The strategy “is more complex than building a few additional units every few years,” it said.
“In the face of woefully inadequate funding, an aging stock occupied by households without the financial capacity to maintain and repair their units, poor infrastructure and restrictive zoning that discourages even small rental developments, and local employers who cannot ramp up to their full employment capacity, the Eastern Shore’s housing problem is an economic problem, too,” the study’s authors said.
Among goals the study cites is to harness time and talent from a diverse cross-section of community leaders to guide implementation of the study’s findings, including appointing a leadership team in each county and requiring an annual report from those teams.

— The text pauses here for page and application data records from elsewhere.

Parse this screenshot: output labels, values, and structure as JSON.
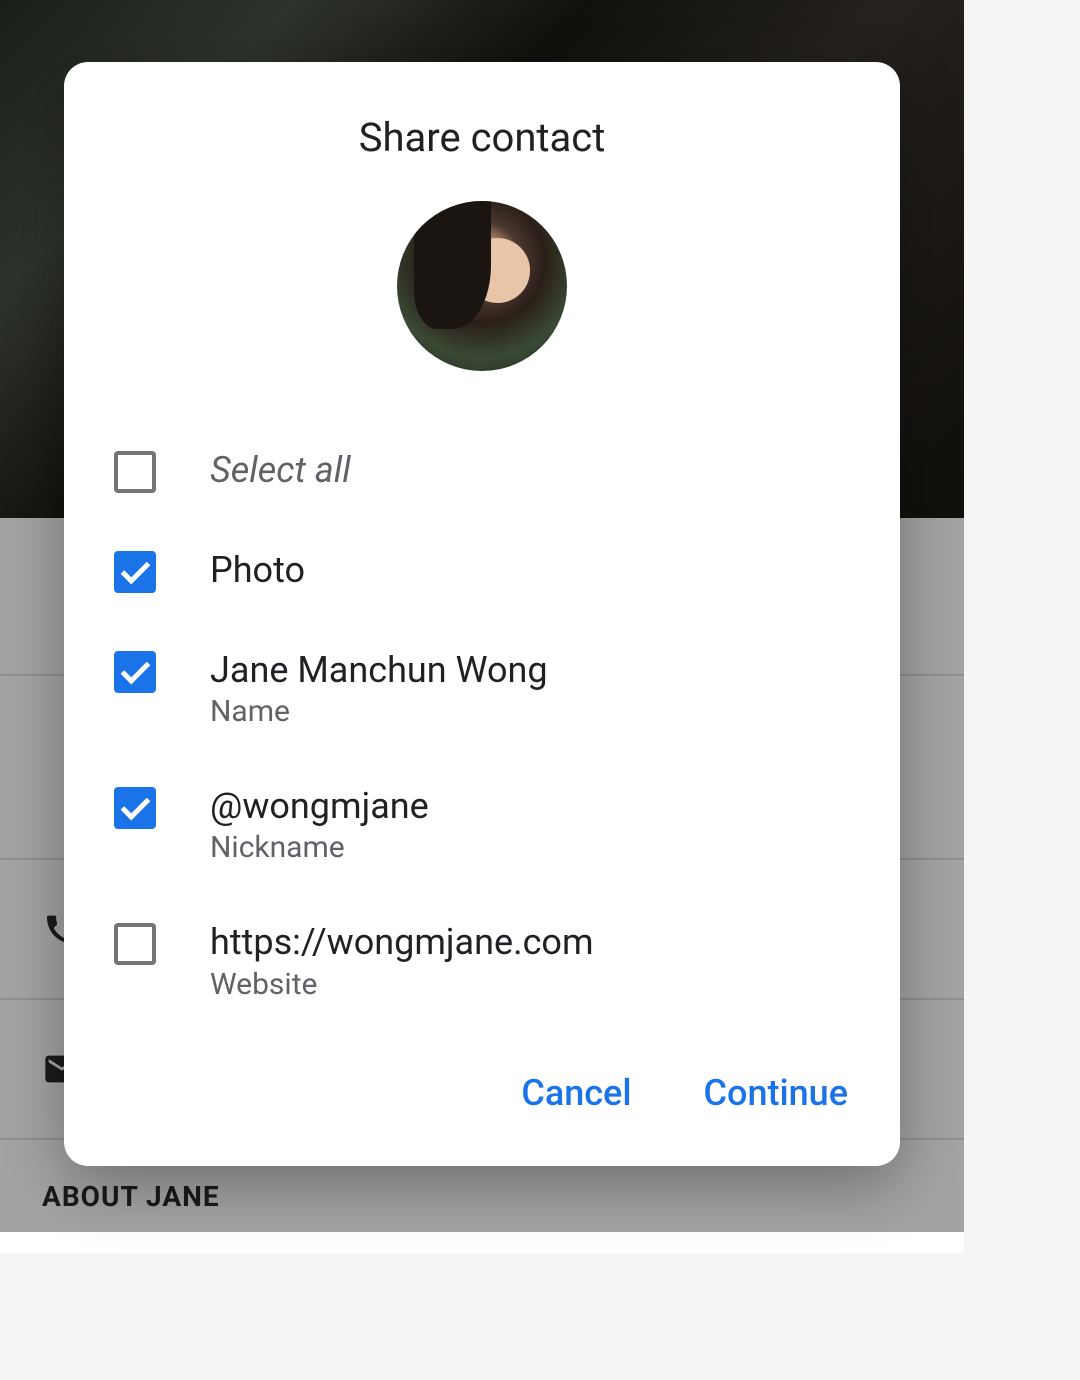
{
  "background": {
    "section_label": "ABOUT JANE"
  },
  "modal": {
    "title": "Share contact",
    "select_all_label": "Select all",
    "items": [
      {
        "primary": "Photo",
        "secondary": null,
        "checked": true
      },
      {
        "primary": "Jane Manchun Wong",
        "secondary": "Name",
        "checked": true
      },
      {
        "primary": "@wongmjane",
        "secondary": "Nickname",
        "checked": true
      },
      {
        "primary": "https://wongmjane.com",
        "secondary": "Website",
        "checked": false
      }
    ],
    "select_all_checked": false,
    "actions": {
      "cancel": "Cancel",
      "continue": "Continue"
    }
  }
}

An additional goal is to conduct a public awareness campaign to change how people perceive affordable housing.
Additionally, the region needs to expand its housing inventory, by taking measures including updating comprehensive plans and zoning codes; constructing new affordable housing; requesting and supporting increased investment in educational programs in the construction trades; identifying and marketing sites for infill housing development; completing the remaining proposed phases of the Hampton Roads Sanitation District sewer project; and supporting new housing development.
Another goal is to preserve the existing housing stock by continuing community revitalization efforts and continuing to identify communities for Community Development Block Grant projects.
A final goal is to ensure safe housing for people experiencing homelessness, including through management of housing choice vouchers and evaluating the idea of using hotels as emergency shelters.